• The task: On how many lines of the data below does the word "given" appear? Reply with the number only.

App and web page records:
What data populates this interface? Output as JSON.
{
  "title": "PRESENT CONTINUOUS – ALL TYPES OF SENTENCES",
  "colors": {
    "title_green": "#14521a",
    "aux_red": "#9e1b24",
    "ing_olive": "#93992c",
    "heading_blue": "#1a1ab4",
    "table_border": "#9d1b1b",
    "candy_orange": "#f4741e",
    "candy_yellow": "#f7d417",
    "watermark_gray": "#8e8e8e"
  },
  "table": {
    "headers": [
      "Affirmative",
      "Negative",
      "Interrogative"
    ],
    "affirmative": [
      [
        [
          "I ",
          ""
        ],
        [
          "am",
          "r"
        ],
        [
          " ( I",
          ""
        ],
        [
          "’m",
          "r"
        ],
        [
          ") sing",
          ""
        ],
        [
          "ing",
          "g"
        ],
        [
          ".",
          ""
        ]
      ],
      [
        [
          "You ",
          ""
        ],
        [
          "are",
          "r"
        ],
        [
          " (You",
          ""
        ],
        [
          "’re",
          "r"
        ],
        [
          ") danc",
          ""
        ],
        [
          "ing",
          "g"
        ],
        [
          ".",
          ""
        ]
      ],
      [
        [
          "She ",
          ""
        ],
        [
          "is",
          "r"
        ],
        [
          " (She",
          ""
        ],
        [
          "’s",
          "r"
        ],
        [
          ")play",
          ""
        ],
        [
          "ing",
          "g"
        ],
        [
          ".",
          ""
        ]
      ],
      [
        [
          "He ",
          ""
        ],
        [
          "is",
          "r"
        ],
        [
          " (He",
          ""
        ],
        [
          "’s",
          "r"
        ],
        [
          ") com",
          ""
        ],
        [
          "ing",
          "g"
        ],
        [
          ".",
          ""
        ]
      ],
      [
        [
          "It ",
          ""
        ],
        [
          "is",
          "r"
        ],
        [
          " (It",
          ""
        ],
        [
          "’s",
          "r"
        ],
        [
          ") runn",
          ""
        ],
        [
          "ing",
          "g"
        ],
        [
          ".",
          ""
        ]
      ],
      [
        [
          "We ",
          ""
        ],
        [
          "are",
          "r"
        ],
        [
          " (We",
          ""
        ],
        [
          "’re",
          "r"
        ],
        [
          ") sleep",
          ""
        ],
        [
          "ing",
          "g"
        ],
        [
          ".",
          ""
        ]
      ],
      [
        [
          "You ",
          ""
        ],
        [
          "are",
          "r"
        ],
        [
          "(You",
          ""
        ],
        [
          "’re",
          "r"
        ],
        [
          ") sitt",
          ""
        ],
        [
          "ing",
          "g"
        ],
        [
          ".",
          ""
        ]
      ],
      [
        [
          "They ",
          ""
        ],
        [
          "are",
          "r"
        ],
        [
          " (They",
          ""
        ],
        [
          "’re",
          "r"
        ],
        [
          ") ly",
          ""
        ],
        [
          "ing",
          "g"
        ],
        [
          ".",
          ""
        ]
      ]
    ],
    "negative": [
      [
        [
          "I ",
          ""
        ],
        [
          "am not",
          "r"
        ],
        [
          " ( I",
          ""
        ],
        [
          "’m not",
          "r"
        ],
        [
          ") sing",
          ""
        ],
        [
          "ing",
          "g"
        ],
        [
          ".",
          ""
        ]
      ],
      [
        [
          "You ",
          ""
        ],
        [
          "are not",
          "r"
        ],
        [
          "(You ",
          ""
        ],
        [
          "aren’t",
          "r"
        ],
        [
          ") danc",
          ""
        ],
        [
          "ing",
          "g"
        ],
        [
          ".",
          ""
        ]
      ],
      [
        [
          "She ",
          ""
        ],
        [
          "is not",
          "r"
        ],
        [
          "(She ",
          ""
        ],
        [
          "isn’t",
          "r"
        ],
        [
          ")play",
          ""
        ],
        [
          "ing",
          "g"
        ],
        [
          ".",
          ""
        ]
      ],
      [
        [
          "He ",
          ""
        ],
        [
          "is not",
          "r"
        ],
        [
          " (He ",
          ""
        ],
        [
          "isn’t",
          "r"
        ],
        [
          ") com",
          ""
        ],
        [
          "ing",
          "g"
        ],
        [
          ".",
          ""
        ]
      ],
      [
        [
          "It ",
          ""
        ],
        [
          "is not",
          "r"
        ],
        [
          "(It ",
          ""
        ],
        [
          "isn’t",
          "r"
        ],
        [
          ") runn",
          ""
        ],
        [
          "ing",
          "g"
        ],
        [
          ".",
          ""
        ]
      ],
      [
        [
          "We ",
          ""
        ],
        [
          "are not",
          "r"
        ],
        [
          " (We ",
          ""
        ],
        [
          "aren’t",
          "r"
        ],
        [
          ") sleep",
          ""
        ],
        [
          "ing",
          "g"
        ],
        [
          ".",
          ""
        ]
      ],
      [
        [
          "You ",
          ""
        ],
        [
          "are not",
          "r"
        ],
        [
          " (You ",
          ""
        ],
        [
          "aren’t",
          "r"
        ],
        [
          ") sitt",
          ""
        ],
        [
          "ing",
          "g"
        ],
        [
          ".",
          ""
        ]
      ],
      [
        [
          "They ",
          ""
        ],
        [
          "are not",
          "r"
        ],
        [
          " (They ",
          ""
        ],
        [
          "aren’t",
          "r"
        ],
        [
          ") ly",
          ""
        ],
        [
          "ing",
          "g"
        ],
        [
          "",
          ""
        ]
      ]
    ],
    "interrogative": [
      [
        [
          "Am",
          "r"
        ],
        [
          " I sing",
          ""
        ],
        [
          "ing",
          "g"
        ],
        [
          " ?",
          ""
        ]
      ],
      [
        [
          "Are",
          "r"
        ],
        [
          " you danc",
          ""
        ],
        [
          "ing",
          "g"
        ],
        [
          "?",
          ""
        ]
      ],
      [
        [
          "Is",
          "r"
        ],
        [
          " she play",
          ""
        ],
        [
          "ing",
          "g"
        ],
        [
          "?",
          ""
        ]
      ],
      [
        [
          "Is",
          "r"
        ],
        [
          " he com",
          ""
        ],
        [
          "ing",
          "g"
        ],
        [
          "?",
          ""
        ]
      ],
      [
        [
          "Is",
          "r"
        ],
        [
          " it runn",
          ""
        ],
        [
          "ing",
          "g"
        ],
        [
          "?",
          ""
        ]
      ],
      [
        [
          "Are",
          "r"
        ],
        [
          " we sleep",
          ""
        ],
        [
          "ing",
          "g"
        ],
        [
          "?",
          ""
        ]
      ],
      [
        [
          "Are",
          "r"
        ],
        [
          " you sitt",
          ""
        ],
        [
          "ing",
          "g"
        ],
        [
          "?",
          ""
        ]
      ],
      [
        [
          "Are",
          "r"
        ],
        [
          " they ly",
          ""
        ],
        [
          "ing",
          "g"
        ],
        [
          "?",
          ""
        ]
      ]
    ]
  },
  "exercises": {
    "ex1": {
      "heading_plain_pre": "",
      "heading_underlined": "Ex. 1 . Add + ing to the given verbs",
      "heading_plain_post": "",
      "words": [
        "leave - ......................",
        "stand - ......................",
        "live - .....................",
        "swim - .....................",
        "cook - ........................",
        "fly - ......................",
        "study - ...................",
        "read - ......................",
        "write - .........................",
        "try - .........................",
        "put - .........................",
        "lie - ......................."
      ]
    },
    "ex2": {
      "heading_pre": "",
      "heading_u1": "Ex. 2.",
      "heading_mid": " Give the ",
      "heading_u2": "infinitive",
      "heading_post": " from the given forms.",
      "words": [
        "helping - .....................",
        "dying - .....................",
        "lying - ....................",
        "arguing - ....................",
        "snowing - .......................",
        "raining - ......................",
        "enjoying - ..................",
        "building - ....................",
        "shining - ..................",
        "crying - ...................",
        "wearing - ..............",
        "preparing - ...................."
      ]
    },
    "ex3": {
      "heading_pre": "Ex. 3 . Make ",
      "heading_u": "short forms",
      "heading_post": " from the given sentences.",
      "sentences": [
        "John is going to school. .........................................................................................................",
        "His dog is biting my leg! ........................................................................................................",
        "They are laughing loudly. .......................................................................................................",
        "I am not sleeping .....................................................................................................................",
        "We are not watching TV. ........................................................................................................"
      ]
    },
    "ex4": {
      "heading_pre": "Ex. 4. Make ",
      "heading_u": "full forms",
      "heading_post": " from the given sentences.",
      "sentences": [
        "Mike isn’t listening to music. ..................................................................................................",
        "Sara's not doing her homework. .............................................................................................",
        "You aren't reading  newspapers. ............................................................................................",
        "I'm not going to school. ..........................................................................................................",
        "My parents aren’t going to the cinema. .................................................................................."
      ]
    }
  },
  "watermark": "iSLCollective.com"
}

• Response to this task: 4